▶ [WORK ORDER]
Lines with "LaserJet": copy each one from the listing below.
*** Opening EXERCISE MATERIAL ***
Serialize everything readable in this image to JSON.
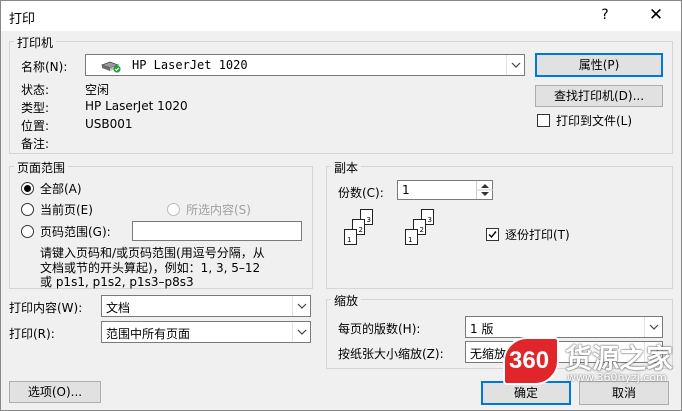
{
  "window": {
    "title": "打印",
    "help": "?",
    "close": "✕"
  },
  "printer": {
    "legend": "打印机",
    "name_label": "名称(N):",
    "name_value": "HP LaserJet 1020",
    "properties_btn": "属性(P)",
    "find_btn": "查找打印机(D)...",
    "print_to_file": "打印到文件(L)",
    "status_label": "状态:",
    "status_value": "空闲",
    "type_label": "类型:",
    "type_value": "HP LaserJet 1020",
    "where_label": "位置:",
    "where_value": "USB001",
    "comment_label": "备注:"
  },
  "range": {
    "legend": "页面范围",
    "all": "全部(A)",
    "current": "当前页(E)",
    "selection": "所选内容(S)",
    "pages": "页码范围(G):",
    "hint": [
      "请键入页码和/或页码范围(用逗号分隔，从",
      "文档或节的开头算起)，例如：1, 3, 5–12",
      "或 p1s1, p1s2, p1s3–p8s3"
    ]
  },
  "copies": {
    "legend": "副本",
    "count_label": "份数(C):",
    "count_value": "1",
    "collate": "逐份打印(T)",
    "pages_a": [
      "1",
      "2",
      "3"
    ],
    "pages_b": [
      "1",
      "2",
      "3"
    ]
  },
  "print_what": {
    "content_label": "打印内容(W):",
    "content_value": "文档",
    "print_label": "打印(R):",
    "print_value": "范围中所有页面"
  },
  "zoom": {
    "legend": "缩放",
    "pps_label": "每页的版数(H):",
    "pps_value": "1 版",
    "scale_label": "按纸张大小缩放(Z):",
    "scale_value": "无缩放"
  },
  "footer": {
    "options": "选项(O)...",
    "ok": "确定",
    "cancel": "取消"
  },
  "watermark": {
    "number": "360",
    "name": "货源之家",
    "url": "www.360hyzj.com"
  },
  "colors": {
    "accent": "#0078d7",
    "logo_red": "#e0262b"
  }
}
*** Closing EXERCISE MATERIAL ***
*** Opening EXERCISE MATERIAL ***
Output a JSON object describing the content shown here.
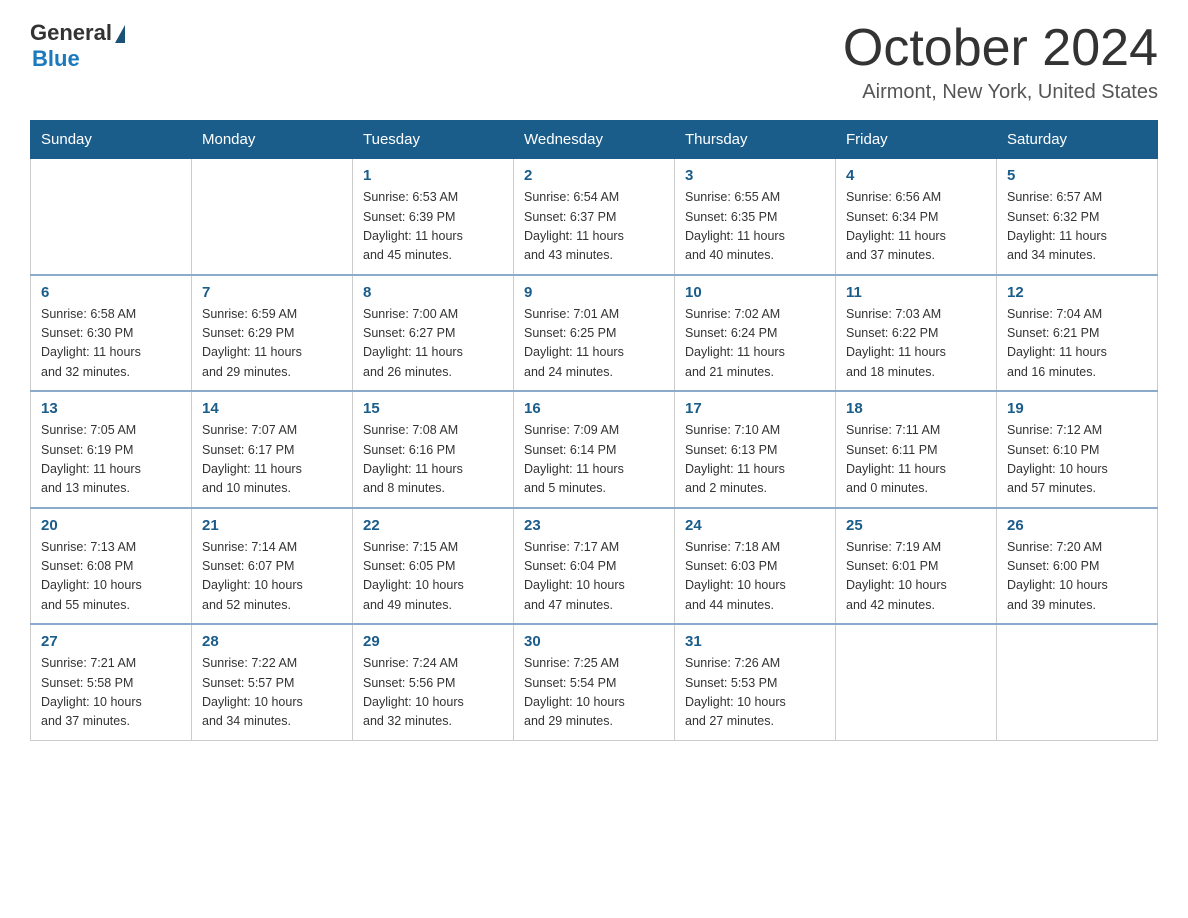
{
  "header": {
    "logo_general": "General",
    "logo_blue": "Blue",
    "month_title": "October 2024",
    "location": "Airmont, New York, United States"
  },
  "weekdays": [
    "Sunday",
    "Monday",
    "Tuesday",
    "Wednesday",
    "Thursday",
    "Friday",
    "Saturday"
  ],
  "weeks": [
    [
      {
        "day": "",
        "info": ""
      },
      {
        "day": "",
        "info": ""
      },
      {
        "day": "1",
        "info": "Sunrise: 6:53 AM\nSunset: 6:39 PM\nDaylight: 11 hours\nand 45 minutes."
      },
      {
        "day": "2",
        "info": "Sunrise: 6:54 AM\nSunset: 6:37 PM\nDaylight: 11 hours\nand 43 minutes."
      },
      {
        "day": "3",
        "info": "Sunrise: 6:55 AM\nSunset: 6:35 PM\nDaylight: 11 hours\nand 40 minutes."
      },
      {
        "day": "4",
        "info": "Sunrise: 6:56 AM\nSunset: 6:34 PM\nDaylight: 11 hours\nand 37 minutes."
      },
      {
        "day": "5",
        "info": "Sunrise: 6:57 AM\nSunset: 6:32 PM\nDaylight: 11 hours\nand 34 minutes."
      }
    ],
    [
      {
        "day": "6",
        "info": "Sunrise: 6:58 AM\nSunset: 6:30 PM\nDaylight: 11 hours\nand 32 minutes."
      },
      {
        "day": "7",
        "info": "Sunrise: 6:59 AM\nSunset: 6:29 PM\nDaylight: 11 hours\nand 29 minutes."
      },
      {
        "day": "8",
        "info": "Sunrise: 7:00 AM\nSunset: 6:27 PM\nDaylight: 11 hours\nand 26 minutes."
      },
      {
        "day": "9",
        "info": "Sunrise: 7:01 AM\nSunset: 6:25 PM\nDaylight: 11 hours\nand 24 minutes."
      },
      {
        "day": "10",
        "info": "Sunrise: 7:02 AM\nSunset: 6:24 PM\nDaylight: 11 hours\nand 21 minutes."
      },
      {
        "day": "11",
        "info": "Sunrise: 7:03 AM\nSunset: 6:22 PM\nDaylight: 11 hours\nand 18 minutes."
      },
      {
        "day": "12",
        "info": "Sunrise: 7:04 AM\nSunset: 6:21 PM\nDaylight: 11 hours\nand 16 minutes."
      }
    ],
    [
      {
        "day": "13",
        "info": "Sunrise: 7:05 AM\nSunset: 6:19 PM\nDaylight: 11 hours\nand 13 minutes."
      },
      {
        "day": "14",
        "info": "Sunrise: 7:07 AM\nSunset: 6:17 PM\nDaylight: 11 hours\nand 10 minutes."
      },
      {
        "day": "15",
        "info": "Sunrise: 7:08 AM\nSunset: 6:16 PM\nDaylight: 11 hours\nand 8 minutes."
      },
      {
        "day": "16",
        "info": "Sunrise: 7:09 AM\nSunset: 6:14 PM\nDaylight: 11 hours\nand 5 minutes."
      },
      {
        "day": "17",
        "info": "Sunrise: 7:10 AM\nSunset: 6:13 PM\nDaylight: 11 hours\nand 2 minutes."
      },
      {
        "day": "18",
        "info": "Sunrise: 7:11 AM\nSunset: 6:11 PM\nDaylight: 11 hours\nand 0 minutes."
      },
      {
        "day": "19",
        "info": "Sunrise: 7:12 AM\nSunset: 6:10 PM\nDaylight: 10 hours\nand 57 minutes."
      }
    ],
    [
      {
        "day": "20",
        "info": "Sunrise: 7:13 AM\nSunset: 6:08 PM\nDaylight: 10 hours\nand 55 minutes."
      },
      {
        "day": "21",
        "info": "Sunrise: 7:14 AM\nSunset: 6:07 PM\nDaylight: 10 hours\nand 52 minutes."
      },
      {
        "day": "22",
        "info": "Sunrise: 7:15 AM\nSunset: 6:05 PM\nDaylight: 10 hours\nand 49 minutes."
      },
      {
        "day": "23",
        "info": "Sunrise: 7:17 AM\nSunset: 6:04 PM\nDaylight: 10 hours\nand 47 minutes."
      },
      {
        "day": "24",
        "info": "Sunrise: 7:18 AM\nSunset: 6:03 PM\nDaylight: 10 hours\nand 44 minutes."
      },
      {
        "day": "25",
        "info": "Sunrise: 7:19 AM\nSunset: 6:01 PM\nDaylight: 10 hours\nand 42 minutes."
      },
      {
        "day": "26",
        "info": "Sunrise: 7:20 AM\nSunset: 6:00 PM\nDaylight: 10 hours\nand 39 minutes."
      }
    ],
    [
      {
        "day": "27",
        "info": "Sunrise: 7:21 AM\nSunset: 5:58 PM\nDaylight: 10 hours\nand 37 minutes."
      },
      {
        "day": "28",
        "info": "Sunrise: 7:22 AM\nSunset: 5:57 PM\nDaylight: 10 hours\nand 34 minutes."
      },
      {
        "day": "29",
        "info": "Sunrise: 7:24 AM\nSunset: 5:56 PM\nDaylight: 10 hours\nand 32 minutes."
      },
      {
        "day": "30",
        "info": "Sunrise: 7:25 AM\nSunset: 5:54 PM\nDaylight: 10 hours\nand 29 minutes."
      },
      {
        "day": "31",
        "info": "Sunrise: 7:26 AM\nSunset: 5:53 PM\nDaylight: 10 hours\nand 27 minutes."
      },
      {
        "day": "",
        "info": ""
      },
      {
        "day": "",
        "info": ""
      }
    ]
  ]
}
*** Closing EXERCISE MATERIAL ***
▶ [REPLY]
    "name_value": "HP LaserJet 1020",
    "type_value": "HP LaserJet 1020",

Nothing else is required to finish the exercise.